Herzog: This is something that we read last week about the earthquakes in the valley in 1996 or something. Someone called the 911 emergency room …
Oppenheimer: Oh, yeah, that is referring to the earthquake that struck LA in ‘94 in the winter and at night. So, people ran outside their homes. And pretty soon people were calling emergency services because they spied a silvery cloud in the sky and thought maybe there was some emanations from the San Andreas Fault from noxious gases. And whereas what had happened was the earthquake had knocked out the power grid and people were seeing the Milky Way for the first time.
CS: So, what you’re saying is that we just need to look up a little bit more, right?
Oppenheimer: Yeah, we all have lights in our backyards. We can’t get away from light pollution now. That’s not good news for astronomers. But there is a Dark Sky Park, and I think this is a wonderful thing, to kind of rediscover the night nocturnal; and that aura of the infinitude of night sky, the stars.
CS: I would say that’s why a documentary such as Fireball is important because it helps us remember just how amazing our planet is.
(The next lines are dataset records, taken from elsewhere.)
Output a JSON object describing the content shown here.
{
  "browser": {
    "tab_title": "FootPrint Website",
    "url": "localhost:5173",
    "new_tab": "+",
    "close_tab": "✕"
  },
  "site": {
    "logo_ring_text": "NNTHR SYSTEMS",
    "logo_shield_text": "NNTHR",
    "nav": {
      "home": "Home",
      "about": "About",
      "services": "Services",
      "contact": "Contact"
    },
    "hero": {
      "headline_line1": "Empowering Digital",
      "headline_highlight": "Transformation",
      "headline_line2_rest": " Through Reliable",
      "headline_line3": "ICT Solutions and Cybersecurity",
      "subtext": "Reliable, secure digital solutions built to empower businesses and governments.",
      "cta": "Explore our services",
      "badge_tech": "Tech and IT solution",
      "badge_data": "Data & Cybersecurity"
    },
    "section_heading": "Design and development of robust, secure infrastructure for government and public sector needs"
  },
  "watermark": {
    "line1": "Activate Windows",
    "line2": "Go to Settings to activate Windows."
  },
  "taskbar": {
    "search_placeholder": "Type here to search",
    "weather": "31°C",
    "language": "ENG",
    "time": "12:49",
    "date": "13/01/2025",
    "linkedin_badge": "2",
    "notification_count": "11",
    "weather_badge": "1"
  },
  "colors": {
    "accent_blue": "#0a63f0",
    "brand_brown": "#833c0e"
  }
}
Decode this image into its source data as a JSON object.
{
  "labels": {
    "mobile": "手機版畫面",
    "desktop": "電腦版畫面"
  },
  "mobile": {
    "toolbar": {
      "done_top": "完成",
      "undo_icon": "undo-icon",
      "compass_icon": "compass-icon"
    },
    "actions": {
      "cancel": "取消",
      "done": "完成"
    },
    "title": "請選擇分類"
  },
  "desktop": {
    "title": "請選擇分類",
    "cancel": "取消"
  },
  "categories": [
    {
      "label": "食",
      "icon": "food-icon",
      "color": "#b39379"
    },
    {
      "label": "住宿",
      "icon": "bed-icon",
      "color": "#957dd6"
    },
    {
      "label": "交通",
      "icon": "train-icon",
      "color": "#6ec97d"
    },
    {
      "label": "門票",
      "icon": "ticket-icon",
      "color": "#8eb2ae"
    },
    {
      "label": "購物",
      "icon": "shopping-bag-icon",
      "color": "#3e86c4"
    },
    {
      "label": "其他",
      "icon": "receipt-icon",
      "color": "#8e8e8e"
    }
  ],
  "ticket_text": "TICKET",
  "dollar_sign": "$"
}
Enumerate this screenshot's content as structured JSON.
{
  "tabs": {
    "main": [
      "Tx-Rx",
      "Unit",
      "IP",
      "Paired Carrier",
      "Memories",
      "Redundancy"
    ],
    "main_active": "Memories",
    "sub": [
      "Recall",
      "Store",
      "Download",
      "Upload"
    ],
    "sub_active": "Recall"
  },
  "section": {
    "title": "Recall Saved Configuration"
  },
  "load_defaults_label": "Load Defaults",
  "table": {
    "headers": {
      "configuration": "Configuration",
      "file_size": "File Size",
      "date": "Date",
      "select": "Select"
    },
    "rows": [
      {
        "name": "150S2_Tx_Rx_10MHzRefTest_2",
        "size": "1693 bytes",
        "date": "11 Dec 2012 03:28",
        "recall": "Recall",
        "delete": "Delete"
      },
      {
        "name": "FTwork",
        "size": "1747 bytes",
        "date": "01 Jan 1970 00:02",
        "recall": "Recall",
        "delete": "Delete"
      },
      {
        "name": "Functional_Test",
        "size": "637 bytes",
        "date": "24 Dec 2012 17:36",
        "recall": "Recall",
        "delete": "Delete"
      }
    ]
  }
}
Oppenheimer: One of the places where we filmed was at Arizona State University at the center of meteorites studies, where we have a really wonderful collection of historic specimens, as well as very recent ones. We sniffed the Aguas Zarcas meteorite that fell in Costa Rica last year, which has this remarkable pungent odor of organic molecules. But there’s the collection, a lot of that collection, I think it’s from one of the pioneers of meteoritics science, Harvey Nininger. And he observed a bright fireball in the sky — I can’t remember where — in Texas or New Mexico and he said, I figure if I head out to the desert, I’ll be able to find the stone that hit the ground. And so, he goes out and everyone says, you know, you’re crazy, there’s no way of finding it with all the rocks out in the desert there. And sure enough he didn’t find it. But the remarkable thing was he found a lot of other meteorites. And that’s when people realized if you can be systematic about how you go out and you go these places where the surfaces are undisturbed for long periods of time, like the desert, on land or in Antarctica, you’ll find these stones and they are extraordinary relics of the earliest period of the solar system.
CS: What is a good starting place for somebody to get in this type of field?
Oppenheimer: A conventional route might be through the geosciences through geology, geochemistry, and chemistry as well. But, I think, like volcanoes there are different angles, astronomy, planetary science, planetary missions. There’s archeoastronomy — there’s a whole field of where people are looking at indigenous knowledge of the night sky, the significance of meteors. There are different ways to approach it and they are all very, very fascinating.
CS: You guys first met while making Encounters at the End of the World. How has your relationship changed over the course of these projects?
Werner: I think it hasn’t, because I was immediately surrounded by the presence of Clive at the top of a volcano and in Antarctica — five degrees below zero. I said we should stay in touch a film together some day. Ten years later, we were out of touch. I mean, not completely. Clive showed up for the volcanoes and this film on meteorites. In both cases we would do it in the spirit of friendship, in the spirit of respect.